For example, you can use Helix ALM to identify hazards by doing a . (This is also important for compliance with ISO 14971.)
You can then use the tool to connect the hazard to its appropriate risk control measure. And you can automate this by using a .
Part 8 — Software Configuration Management Process
Part 8 of the safety standard describes processes for software configuration management.
- 8.1: Configuration identification.
- 8.2: Change control.
- 8.3: Configuration status accounting.
The safety standard cautions against Software of Unknown Provenance (SOUP). SOUP is third party software. It includes open source libraries and operating systems. And Part 8 includes a requirement to identify SOUP (for all medical device classes). You can use a tool such as Helix QAC to check if the third-party software meets coding guidelines.
It’s also important to manage change. You can use software development tools — including and — to manage changes through the software development lifecycle. Helix QAC, for instance, can show differences in coding defects present between different versions of code.
Part 9 — Software Problem Resolution Process
Part 9 of the safety standard describes process for software problem resolution.
- 9.1: Prepare problem reports.
- 9.2: Investigate the problem.
- 9.3: Advise internal parties.
- 9.4: Use change control process.
- 9.5: Maintain records.
- 9.6: Analyze problems for trends.
- 9.7: Verify software problem resolution.
- 9.8: Test documentation contents.
Software problem resolution needs to be well-documented.
One example is test documentation. documents all testing efforts. And tests can be traced to specific requirements or identified problems.
IEC 62304 Certification
It’s easier to get certified for compliance when you have the right development tools. And it’s even easier when those tools have already been certified by an independent organization.
, for instance, is certified by SGS-TÜV Saar for use in the development of safety-critical systems. It can be supplied with a tool certification kit, which makes the path to compliance much simpler.
Software Development Tools From Perforce
Here’s how software development tools from Perforce simplify and accelerate safety standard compliance.
Application Lifecycle Management
Managing requirements, tests, and issues effectively is important for medical device software developers. These items need to be documented in order to comply with safety standards.
Using an application lifecycle management tool — like — helps you accelerate compliance by:
- Managing risk with FMEA.
- Creating a requirements traceability matrix.
- Documenting testing efforts.
See how Helix ALM will help you prove compliance in record time. Try it free for 30 days.
Static Code Analysis
are a key part of software acceptance criteria.
Annex B.5.5. states:
“To consistently achieve the desirable code characteristics, coding standards should be used to specify a preferred coding style. Examples of coding standards include requirements for understandability, language usage rules or restrictions, and complexity management.”
Coding standards, such as , are particularly effective in safety-critical development.

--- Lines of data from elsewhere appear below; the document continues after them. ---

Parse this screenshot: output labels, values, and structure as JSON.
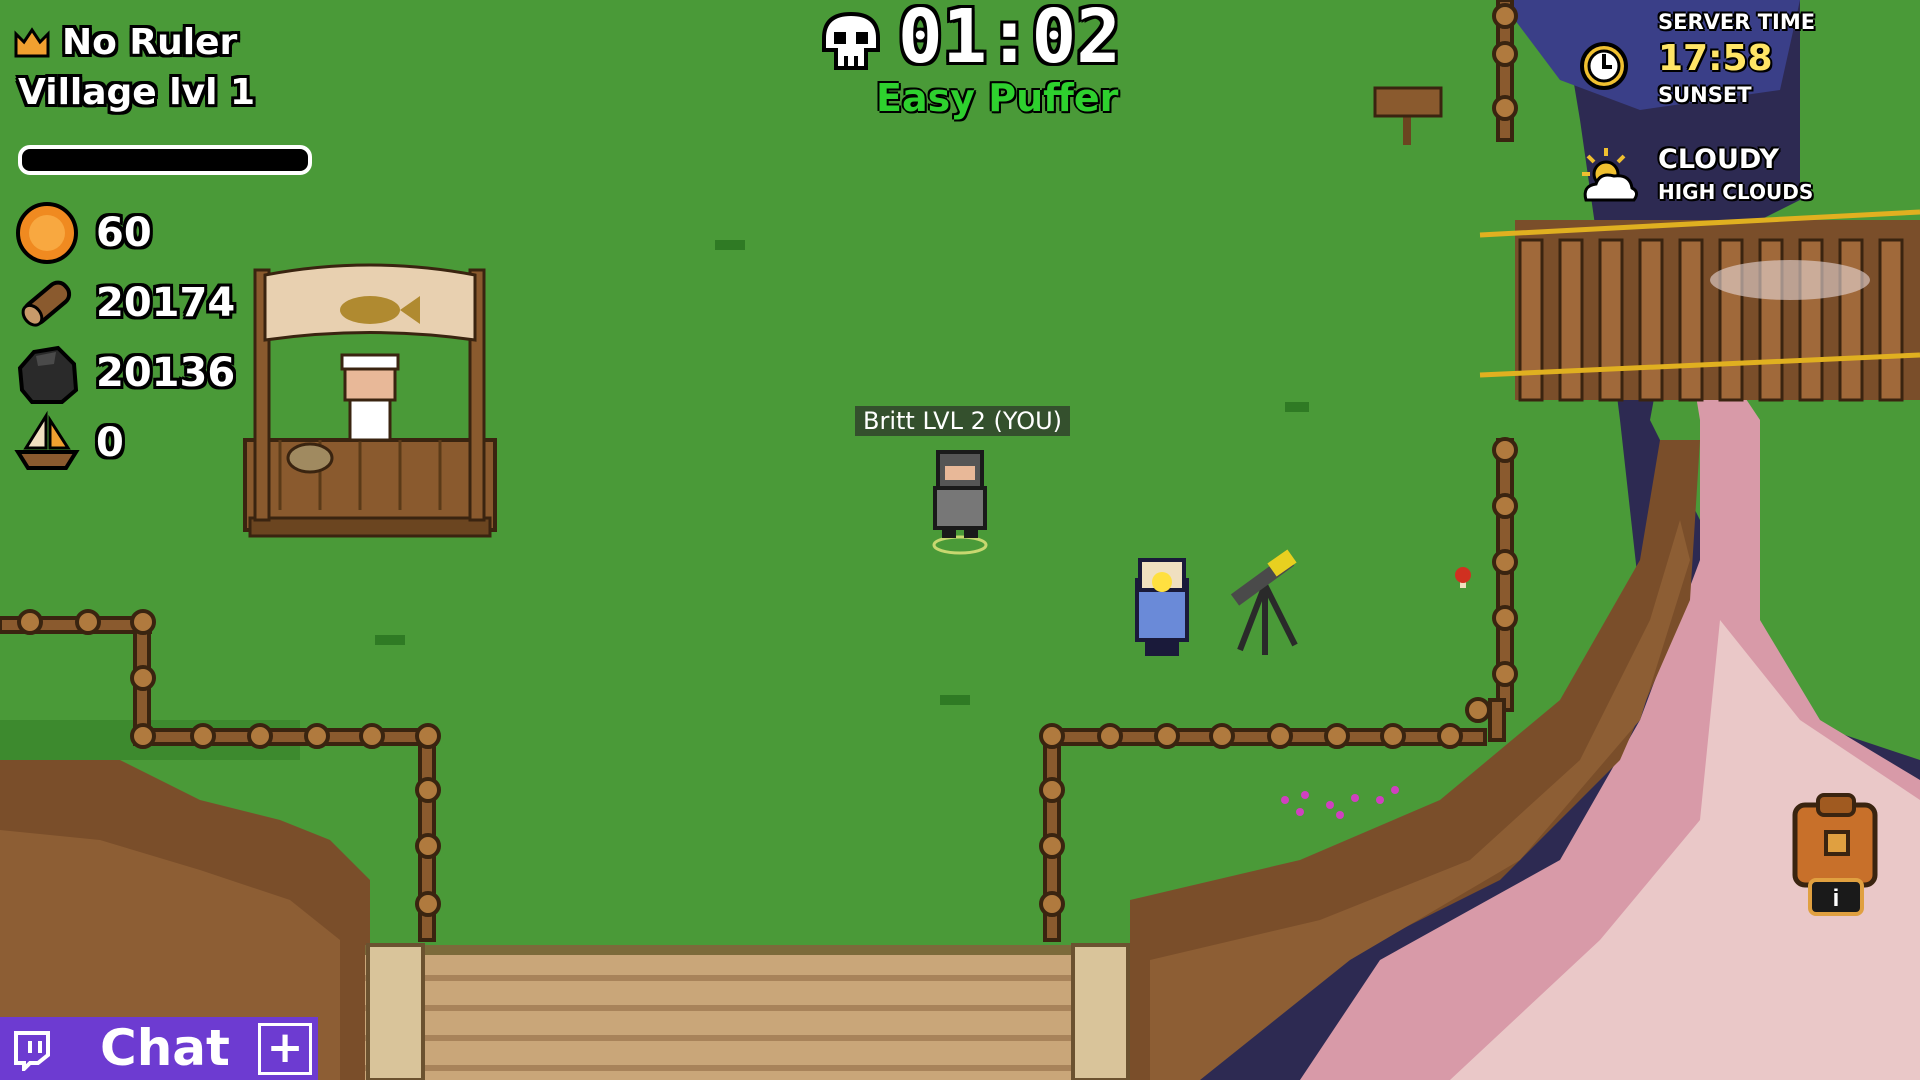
{
  "hud": {
    "ruler": "No Ruler",
    "village_level": "Village lvl 1",
    "village_progress": 0,
    "resources": [
      {
        "name": "coin-icon",
        "value": "60"
      },
      {
        "name": "wood-icon",
        "value": "20174"
      },
      {
        "name": "stone-icon",
        "value": "20136"
      },
      {
        "name": "boat-icon",
        "value": "0"
      }
    ]
  },
  "timer": {
    "value": "01:02",
    "difficulty": "Easy Puffer",
    "icon": "skull-icon"
  },
  "server": {
    "label": "SERVER TIME",
    "time": "17:58",
    "period": "SUNSET",
    "weather": "CLOUDY",
    "weather_detail": "HIGH CLOUDS",
    "clock_icon": "clock-icon",
    "weather_icon": "cloudy-sun-icon"
  },
  "player": {
    "tag": "Britt LVL 2 (YOU)"
  },
  "chat": {
    "label": "Chat",
    "plus": "+",
    "icon": "twitch-icon"
  },
  "colors": {
    "grass": "#4a9a38",
    "grass_dark": "#3d8a2e",
    "difficulty": "#2ed12e",
    "time_yellow": "#ffe566",
    "chat_purple": "#6d3bd1",
    "wood": "#8a5a2e",
    "cliff": "#7a4e2a",
    "sky_pink": "#e8b0b8"
  }
}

Using a static code analyzer — like — helps you accelerate compliance by:
- Enforcing coding standards and detecting rule violations.

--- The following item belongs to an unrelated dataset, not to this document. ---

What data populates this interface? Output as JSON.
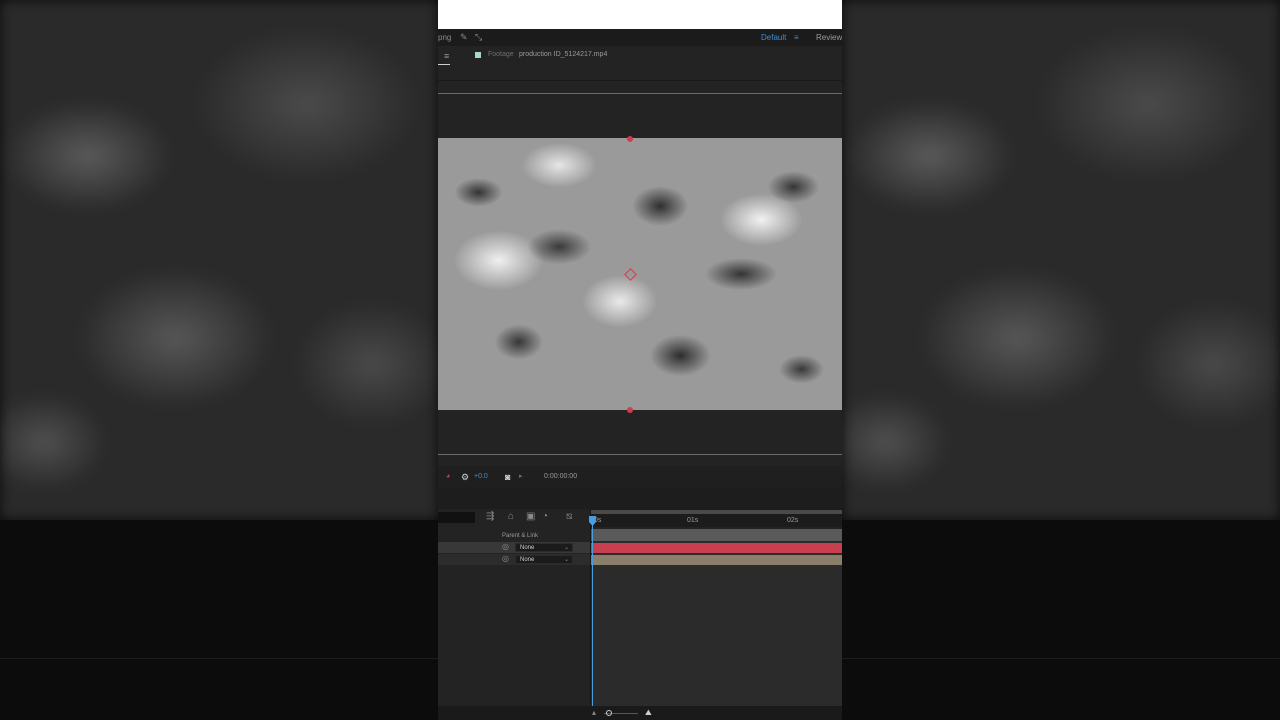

- Detecting compliance issues earlier in development (and accelerating code reviews/manual testing efforts).
- Reporting on compliance over time and across product versions.
See how Helix QAC will help you accelerate compliance. Request a trial to learn more.